Work instructions -> Reproduce every record below exactly, with the pictures left out.

Data about app and page elements:
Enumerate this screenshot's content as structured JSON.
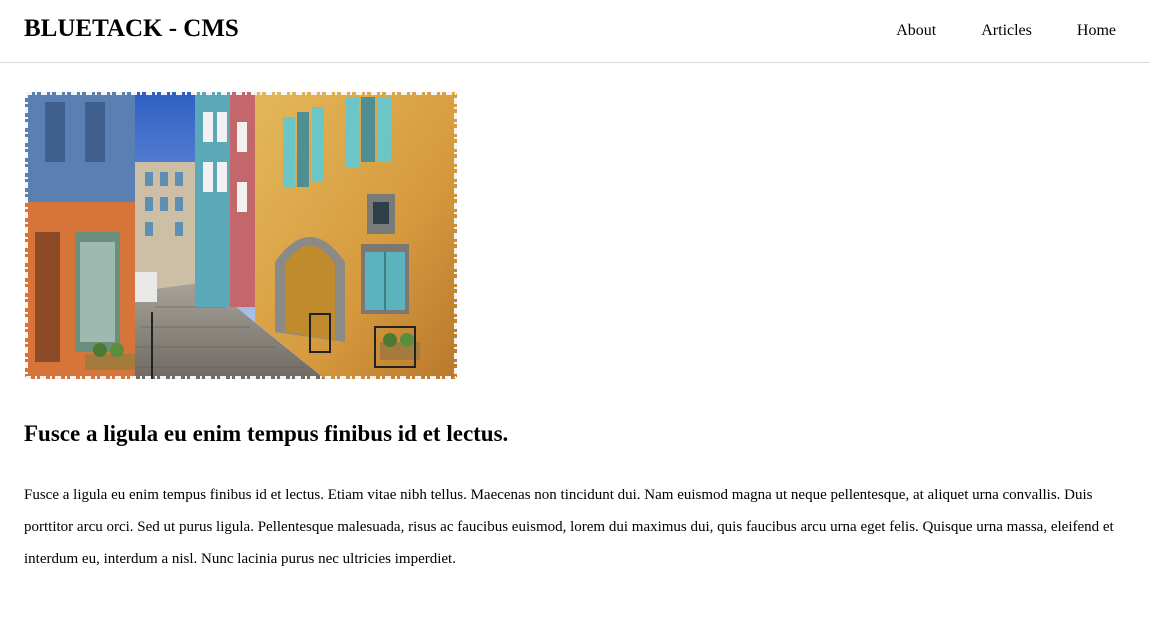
{
  "header": {
    "site_title": "BLUETACK - CMS",
    "nav": [
      {
        "label": "About"
      },
      {
        "label": "Articles"
      },
      {
        "label": "Home"
      }
    ]
  },
  "article": {
    "title": "Fusce a ligula eu enim tempus finibus id et lectus.",
    "body": "Fusce a ligula eu enim tempus finibus id et lectus. Etiam vitae nibh tellus. Maecenas non tincidunt dui. Nam euismod magna ut neque pellentesque, at aliquet urna convallis. Duis porttitor arcu orci. Sed ut purus ligula. Pellentesque malesuada, risus ac faucibus euismod, lorem dui maximus dui, quis faucibus arcu urna eget felis. Quisque urna massa, eleifend et interdum eu, interdum a nisl. Nunc lacinia purus nec ultricies imperdiet."
  },
  "colors": {
    "sky": "#3a6fd1",
    "wall_yellow": "#d9a64a",
    "wall_blue": "#5aa8b8",
    "wall_orange": "#d7743a",
    "shutter_teal": "#6cc6c8",
    "street_gray": "#8c8a86"
  }
}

Answer space ->
Enumerate this screenshot's content as structured JSON.
{
  "header": {
    "site_title": "BLUETACK - CMS",
    "nav": [
      {
        "label": "About"
      },
      {
        "label": "Articles"
      },
      {
        "label": "Home"
      }
    ]
  },
  "article": {
    "title": "Fusce a ligula eu enim tempus finibus id et lectus.",
    "body": "Fusce a ligula eu enim tempus finibus id et lectus. Etiam vitae nibh tellus. Maecenas non tincidunt dui. Nam euismod magna ut neque pellentesque, at aliquet urna convallis. Duis porttitor arcu orci. Sed ut purus ligula. Pellentesque malesuada, risus ac faucibus euismod, lorem dui maximus dui, quis faucibus arcu urna eget felis. Quisque urna massa, eleifend et interdum eu, interdum a nisl. Nunc lacinia purus nec ultricies imperdiet."
  },
  "colors": {
    "sky": "#3a6fd1",
    "wall_yellow": "#d9a64a",
    "wall_blue": "#5aa8b8",
    "wall_orange": "#d7743a",
    "shutter_teal": "#6cc6c8",
    "street_gray": "#8c8a86"
  }
}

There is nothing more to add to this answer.